The analysis can determine some cases of dynamic class loading, but it cannot always exhaustively predict all usages of the Java Native Interface (JNI), Java Reflection, Dynamic Proxy objects, or class path resources. To deal with these dynamic features of Java, you inform the analysis with details of the classes that use Reflection, Proxy, and so on, or what classes to be dynamically loaded. To achieve this, you either provide the native-image tool with JSON-formatted configuration files or pre-compute metadata in the code.

To learn more about metadata, ways to provide it, and supported metadata types, see Reachability Metadata. To automatically collect metadata for your application, see Automatic Collection of Metadata.

There are also Maven and Gradle plugins for Native Image to automate building, testing and configuring native executables. Learn more here.

Lastly, not all applications may be compatible with Native Image. For more details, see Native Image Compatibility Guide.

Native Image can also interop with native languages through a custom API. Using this API, you can specify custom native entry points into your Java application and build it into a nativw shared library. To learn more, see Interoperability with Native Code.

License #

The Native Image technology is distributed as a separate installable to GraalVM. Native Image for GraalVM Community Edition is licensed under the GPL 2 with Classpath Exception.
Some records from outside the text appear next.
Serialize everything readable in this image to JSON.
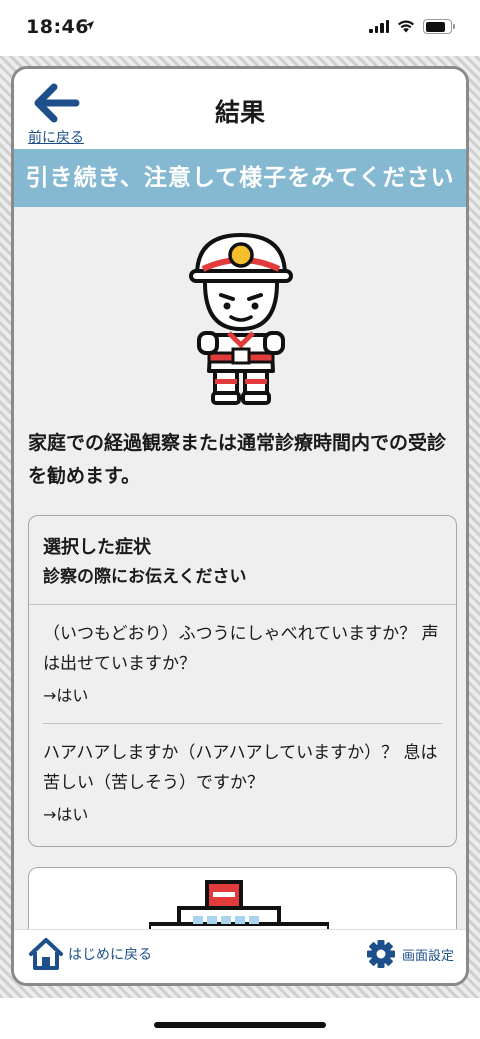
{
  "status_bar": {
    "time": "18:46",
    "icons": [
      "location-arrow-icon",
      "cellular-signal-icon",
      "wifi-icon",
      "battery-icon"
    ]
  },
  "header": {
    "back_label": "前に戻る",
    "back_icon": "arrow-left-icon",
    "title": "結果"
  },
  "banner": {
    "text": "引き続き、注意して様子をみてください",
    "background": "#85b8d1"
  },
  "main": {
    "illustration": "firefighter-mascot",
    "advice": "家庭での経過観察または通常診療時間内での受診を勧めます。",
    "symptoms": {
      "title": "選択した症状",
      "subtitle": "診察の際にお伝えください",
      "items": [
        {
          "question": "（いつもどおり）ふつうにしゃべれていますか？ 声は出せていますか？",
          "answer": "→はい"
        },
        {
          "question": "ハアハアしますか（ハアハアしていますか）？ 息は苦しい（苦しそう）ですか？",
          "answer": "→はい"
        }
      ]
    },
    "next_illustration": "hospital-building"
  },
  "footer": {
    "home_label": "はじめに戻る",
    "home_icon": "house-icon",
    "settings_label": "画面設定",
    "settings_icon": "gear-icon"
  },
  "colors": {
    "accent": "#1d4f8a",
    "banner": "#85b8d1",
    "helmet_red": "#e23b3b",
    "badge_yellow": "#f6c02b"
  }
}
Native Image for GraalVM Enterprise Edition is licensed under the Oracle Technology Network License Agreement for GraalVM Enterprise Edition.
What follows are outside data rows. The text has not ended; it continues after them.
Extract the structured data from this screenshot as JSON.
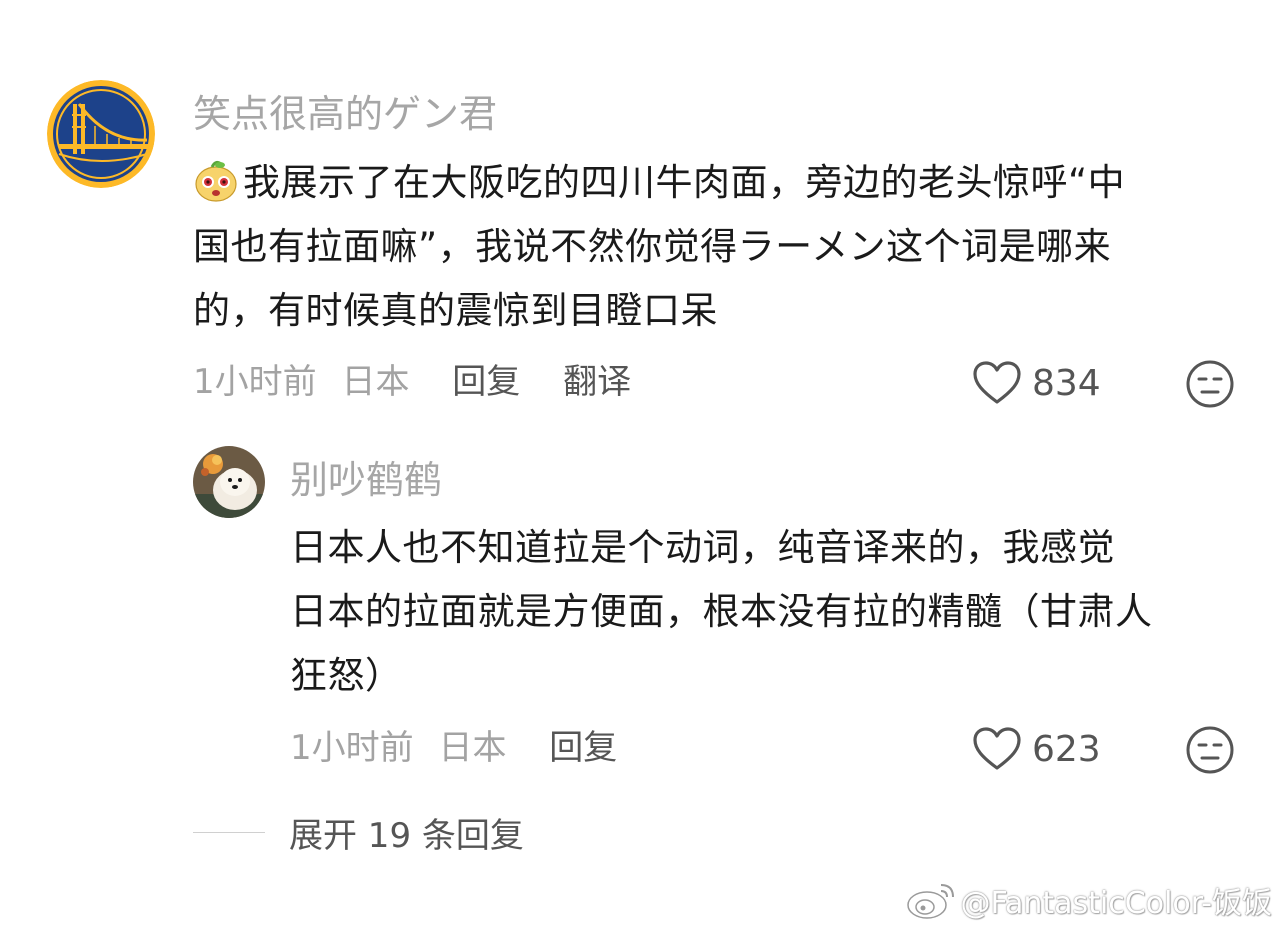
{
  "comment": {
    "username": "笑点很高的ゲン君",
    "emoji_icon": "cute-creature-emoji-icon",
    "text_lines": [
      "我展示了在大阪吃的四川牛肉面，旁边的老头惊呼“中",
      "国也有拉面嘛”，我说不然你觉得ラーメン这个词是哪来",
      "的，有时候真的震惊到目瞪口呆"
    ],
    "time": "1小时前",
    "location": "日本",
    "reply_label": "回复",
    "translate_label": "翻译",
    "like_count": "834"
  },
  "reply": {
    "username": "别吵鹤鹤",
    "text_lines": [
      "日本人也不知道拉是个动词，纯音译来的，我感觉",
      "日本的拉面就是方便面，根本没有拉的精髓（甘肃人",
      "狂怒）"
    ],
    "time": "1小时前",
    "location": "日本",
    "reply_label": "回复",
    "like_count": "623"
  },
  "expand_replies": "展开 19 条回复",
  "watermark": "@FantasticColor-饭饭",
  "colors": {
    "avatar_blue": "#1d428a",
    "avatar_gold": "#fdb927",
    "muted_text": "#a3a3a3",
    "body_text": "#1a1a1a",
    "action_text": "#555555"
  }
}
Further Reading #

This getting started guide is intended for new users or those with little experience of using GraalVM Native Image. We strongly recommend these users to check the Basics of Native Image page to better understand some key aspects before going deeper.

Check user guides to become more experienced with GraalVM Native Image, find demo examples, and learn about potential usage scenarios.

For a gradual learning process, check the Native Image Build Overview and Build Configuration documentation.

Consider running interactive workshops to get some practical experience: go to Luna Labs and search for “Native Image”.

If you have stumbled across a potential bug, please submit an issue in GitHub.

If you would like to contribute to Native Image, follow our standard contributing workflow.

Connect with us